wars, once in 1975 and again in 1990. Restricting
water flow from the Tigris could prove to be a
tipping point in the incendiary region.
Activists believe that, ultimately, the
dam will turn water into a political tool both
inside and outside Turkey's borders.
the road, Mehmet Ali, a shopkeeper selling tourist
souvenirs, lamented the imminent loss of his home.
"They are condemning a place like this, with no
equal in the world, for a dam that will only
operate for 50 years."
site Today there is little recourse left to
stop construction. The European Court of Human
Rights (ECHR) could theoretically put a hold on
the project. A case was brought before the court
in 2006 but was rejected on the grounds that the
ECHR protects human rights, not cultural heritage,
ignoring the 35,000 people who will be forced to
give up their way of life if the dam is completed.
A new case is being submitted to the ECHR
after a Turkish regional court rejected it this
week. Locals hope that it will work, but are not
deceiving themselves. They have learned from
experience how determined the state is to continue
with the project.
Omer Guzel, a shop owner
and local activist in Hasankeyf, told IPS that at
one point the villagers held protests every week.
"It didn't accomplish anything," he said. "In the
end the dam is still being built right now."
The government has kept the construction
site, 16 kilometres downstream from Hasankeyf,
under heavy security. However, sources with access
to the site, who spoke to IPS on the condition of
anonymity, claim that the dam is already half
There is still a chance that
the United Nations Education, Scientific and
Cultural Organisation (UNESCO) might list the area
as a World Heritage site, effectively guaranteeing
To qualify for World
Heritage status, a site must meet one of 10
criteria for outstanding universal value in an
area of cultural or natural significance.
Hasankeyf, as the only site in the world that
meets nine of the 10 criteria, is an exceptional
candidate for inclusion.
that fact alone is not enough to be listed. "In
order to be included as a World Heritage site, the
country in which the site is located must submit
an application to UNESCO. The Turkish government
has not done this," Engin said.
delegation previously visited Hasankeyf and, upon
taking stock of the area, urged the Turkish
government to apply. The implication was that if

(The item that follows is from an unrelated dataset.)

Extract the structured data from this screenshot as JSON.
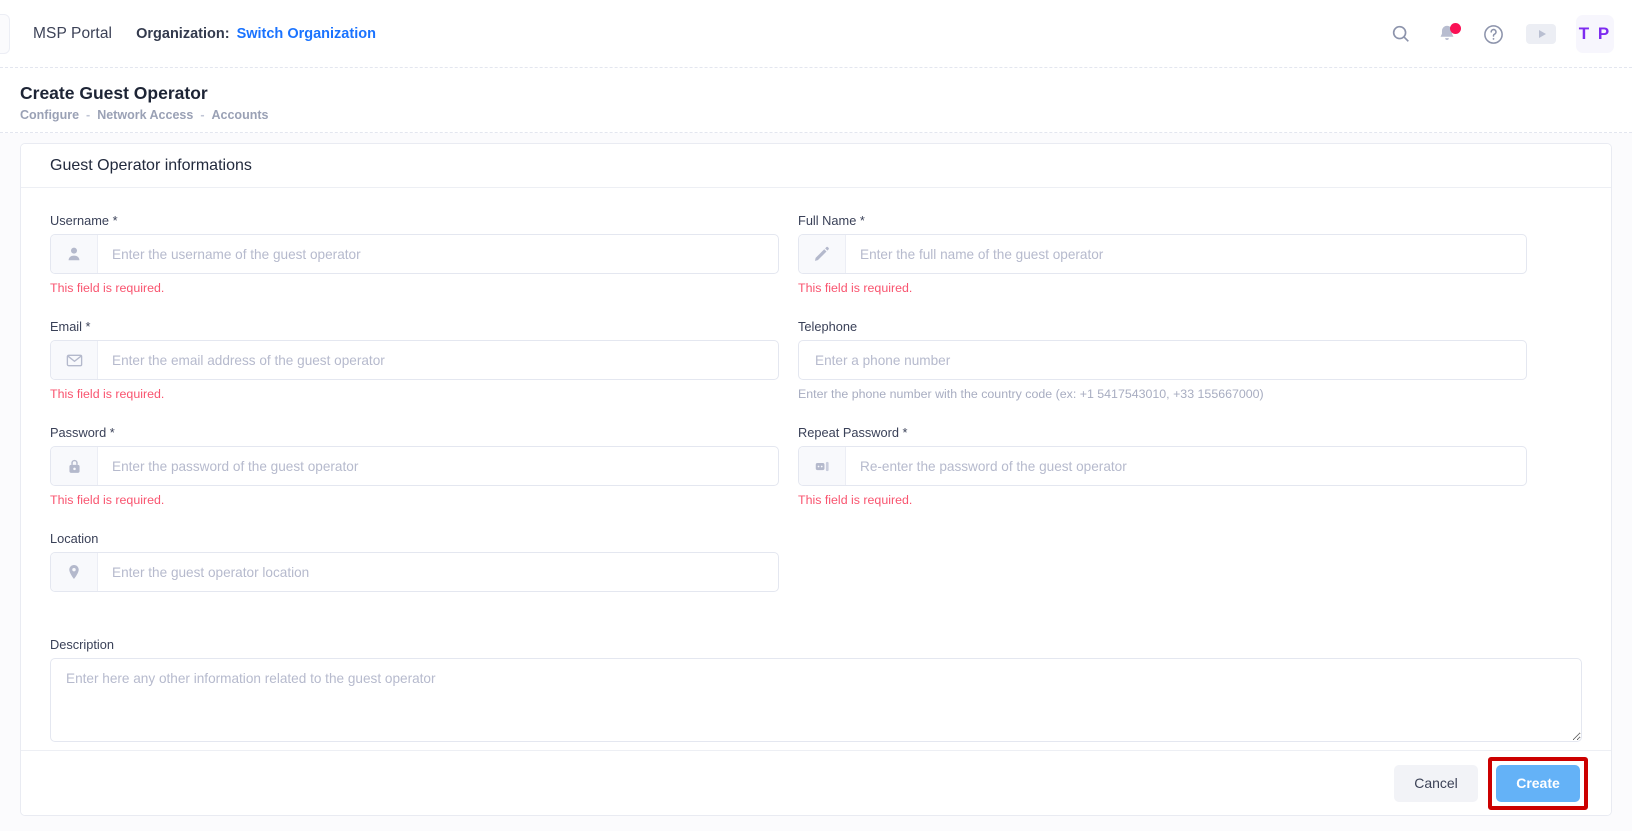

Turkey applied, Hasankeyf would be accepted.
"But the government does not want to
protect this area, so why would they apply? The
dam project is too important to the state," Engin